Life demands that we make choices about a direction for our lives very early. Decisions must be made about life direction after high school (military, college, or apprentice), degree(s) or job training in a craft, career decision, marriage or single, and a host of other options that have to be settled fairly early in life. Once the choice is made, most of us will remain on that journey for all of our adult life. We cannot be divided or unsettled in what we choose or we will be continually restless. One finds fulfillment in doing what they love, and not in showing up to work for someone or some group that they have no interest in helping that entity to advance. We must be singular in our focus, settled in our decision, and steadfast in seeking to daily improve our performance. In the Kingdom, Jesus said, “Seek first the Kingdom of God….” That is the calling of every Christ-follower regardless of what direction we take for a life’s journey!
Nothing that is valuable is achieved without effort. Fritz Kreisler, the famous violinist, testified to this point when he said, “Narrow is the road that leads to the life of a violinist. Hour after hour, day after day and week after week, for years, I lived with my violin. There were so many things that I wanted to do that I had to leave undone; there were so many places I wanted to go that I had to miss if I was to master the violin. The road that I traveled was a narrow road and the way was hard.”
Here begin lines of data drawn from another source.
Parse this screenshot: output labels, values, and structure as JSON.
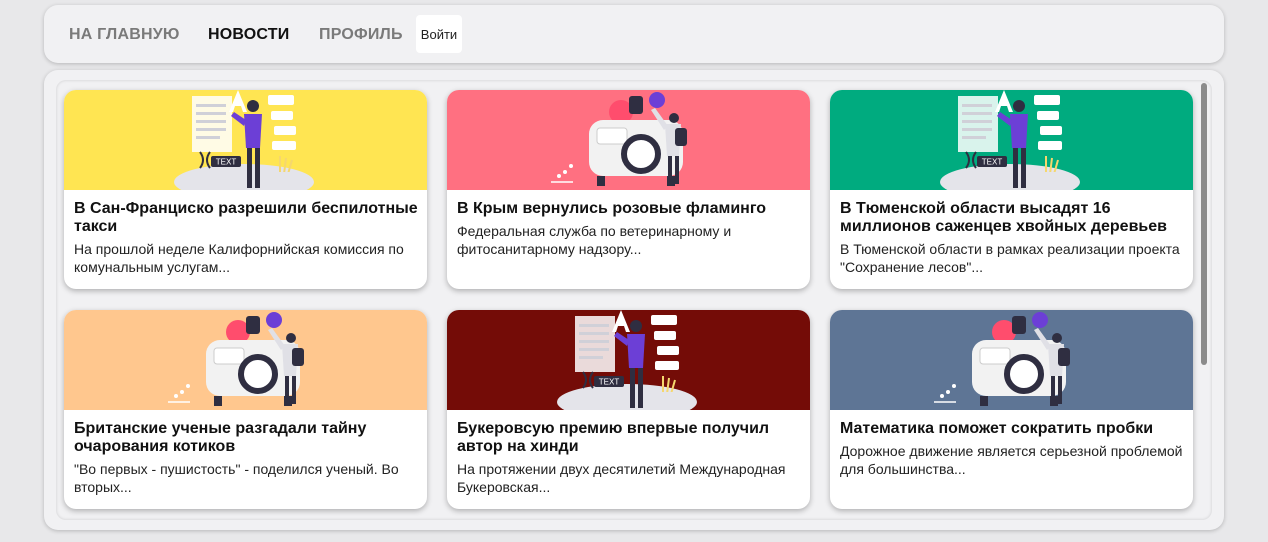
{
  "nav": {
    "home": "НА ГЛАВНУЮ",
    "news": "НОВОСТИ",
    "profile": "ПРОФИЛЬ",
    "login": "Войти"
  },
  "cards": [
    {
      "title": "В Сан-Франциско разрешили беспилотные такси",
      "text": "На прошлой неделе Калифорнийская комиссия по комунальным услугам...",
      "bg": "#ffe552",
      "illustration": "text-chat-illustration"
    },
    {
      "title": "В Крым вернулись розовые фламинго",
      "text": "Федеральная служба по ветеринарному и фитосанитарному надзору...",
      "bg": "#ff7081",
      "illustration": "van-travelers-illustration"
    },
    {
      "title": "В Тюменской области высадят 16 миллионов саженцев хвойных деревьев",
      "text": "В Тюменской области в рамках реализации проекта \"Сохранение лесов\"...",
      "bg": "#00ab7f",
      "illustration": "text-chat-illustration"
    },
    {
      "title": "Британские ученые разгадали тайну очарования котиков",
      "text": "\"Во первых - пушистость\" - поделился ученый. Во вторых...",
      "bg": "#ffc78e",
      "illustration": "van-travelers-illustration"
    },
    {
      "title": "Букеровсую премию впервые получил автор на хинди",
      "text": "На протяжении двух десятилетий Международная Букеровская...",
      "bg": "#740c07",
      "illustration": "text-chat-illustration"
    },
    {
      "title": "Математика поможет сократить пробки",
      "text": "Дорожное движение является серьезной проблемой для большинства...",
      "bg": "#5e7595",
      "illustration": "van-travelers-illustration"
    }
  ],
  "illustration_text": "TEXT"
}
“When I was a boy, my father, a baker, introduced me to the wonders of song,” tenor Luciano Pavarotti relates. “He urged me to work very hard to develop my voice. Arrigo Pola, a professional tenor in my hometown of Modena, Italy, took me as a pupil. I also enrolled in a teachers college. On graduating, I asked my father, ‘Shall I be a teacher or a singer?’ “‘Luciano,’ my father replied, ‘if you try to sit on two chairs, you will fall between them. For life, you must choose one chair.’ “I chose one. It took seven years of study and frustration before I made my first professional appearance. It took another seven to reach the Metropolitan Opera. And now I think whether it’s laying bricks, writing a book–whatever we choose–we should give ourselves to it. Commitment, that’s the key. Choose one chair.” (Copied).